Deutsche Bank AG will pay $16.2 million to settle a U.S. regulator’s allegations that it hired relatives of overseas government officials to win business, making it the latest firm ensnared in a scandal that rocked Wall Street and sparked years-long investigations.
The hiring, which lasted from at least 2006 through 2014 in the Asia Pacific-region and Russia, violated U.S. laws including the Foreign Corrupt Practices Act, the Securities and Exchange Commission said in a Thursday order. The Frankfurt-based bank agreed to settle the case without admitting or denying wrongdoing, the SEC said.
Deutsche Bank employees created false books and records that concealed corrupt hiring practices, according to the SEC. Individuals who were offered jobs typically bypassed the bank’s highly competitive and merit-based process, which required that they have high grades in school and went through multiple rounds of interviews. One Russian hire who worked in London performed so badly that a human resources employee deemed him “a liability to the reputation of the program, if not their firm,” the SEC said.
The company agreed to pay a $3 million fine and more than $13 million disgorgement and interest, and amount that the SEC said reflects its level of cooperation.
“Deutsche Bank provided substantial cooperation to the SEC in its inquiry and has implemented numerous remedial measures to improve the bank’s hiring practices,” bank spokesman Troy Gravitt said in an email statement.
The SEC and U.S. Justice Department in the past decade made enforcing anti-bribery laws a priority, specifically scrutinizing how financial firms had awarded internships. The industry-wide investigations were referred to as princeling probes, because they often focused on individuals with connections to the Communist party in China and prominent business people.

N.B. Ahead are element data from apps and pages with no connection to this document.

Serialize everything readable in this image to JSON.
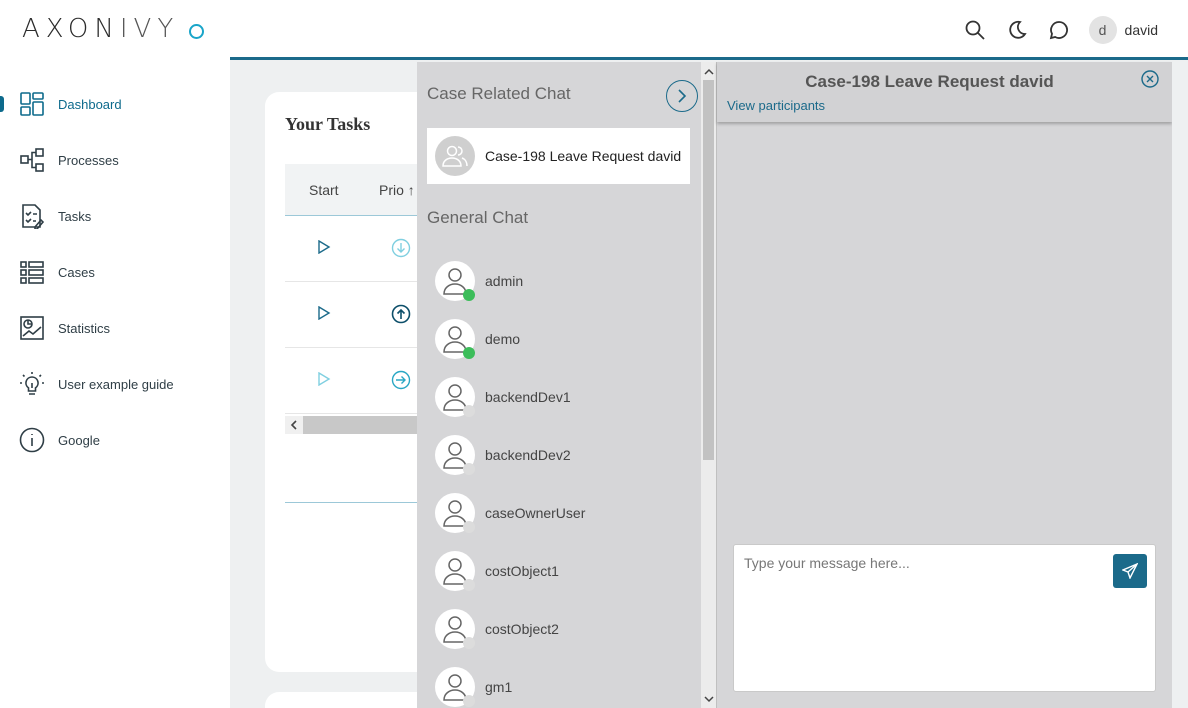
{
  "brand": {
    "name_main": "AXON",
    "name_sub": "IVY"
  },
  "sidebar": {
    "items": [
      {
        "label": "Dashboard",
        "icon": "dashboard-icon",
        "active": true
      },
      {
        "label": "Processes",
        "icon": "processes-icon"
      },
      {
        "label": "Tasks",
        "icon": "tasks-icon"
      },
      {
        "label": "Cases",
        "icon": "cases-icon"
      },
      {
        "label": "Statistics",
        "icon": "statistics-icon"
      },
      {
        "label": "User example guide",
        "icon": "lightbulb-icon"
      },
      {
        "label": "Google",
        "icon": "info-icon"
      }
    ]
  },
  "topbar": {
    "icons": [
      "search-icon",
      "moon-icon",
      "chat-icon"
    ],
    "user": {
      "initial": "d",
      "name": "david"
    }
  },
  "tasks_widget": {
    "title": "Your Tasks",
    "columns": [
      "Start",
      "Prio"
    ],
    "rows": [
      {
        "prio": "low"
      },
      {
        "prio": "high"
      },
      {
        "prio": "normal"
      }
    ]
  },
  "chat": {
    "case_section_title": "Case Related Chat",
    "case_chat_label": "Case-198 Leave Request david",
    "general_section_title": "General Chat",
    "contacts": [
      {
        "name": "admin",
        "online": true
      },
      {
        "name": "demo",
        "online": true
      },
      {
        "name": "backendDev1",
        "online": false
      },
      {
        "name": "backendDev2",
        "online": false
      },
      {
        "name": "caseOwnerUser",
        "online": false
      },
      {
        "name": "costObject1",
        "online": false
      },
      {
        "name": "costObject2",
        "online": false
      },
      {
        "name": "gm1",
        "online": false
      }
    ]
  },
  "conversation": {
    "title": "Case-198 Leave Request david",
    "participants_link": "View participants",
    "message_placeholder": "Type your message here..."
  },
  "colors": {
    "accent": "#1b6a8a",
    "online": "#3cbd5a",
    "brand_circle": "#19a5c9"
  }
}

Deutsche Bank’s SEC sanction is small when compared with other banks accused of similar misconduct. JPMorgan Chase & Co. was penalized about $264 million in November 2016, while Credit Suisse Group AG agreed to pay $77 million in July 2018. The JPMorgan and Credit Suisse cases also resolved Justice Department allegations.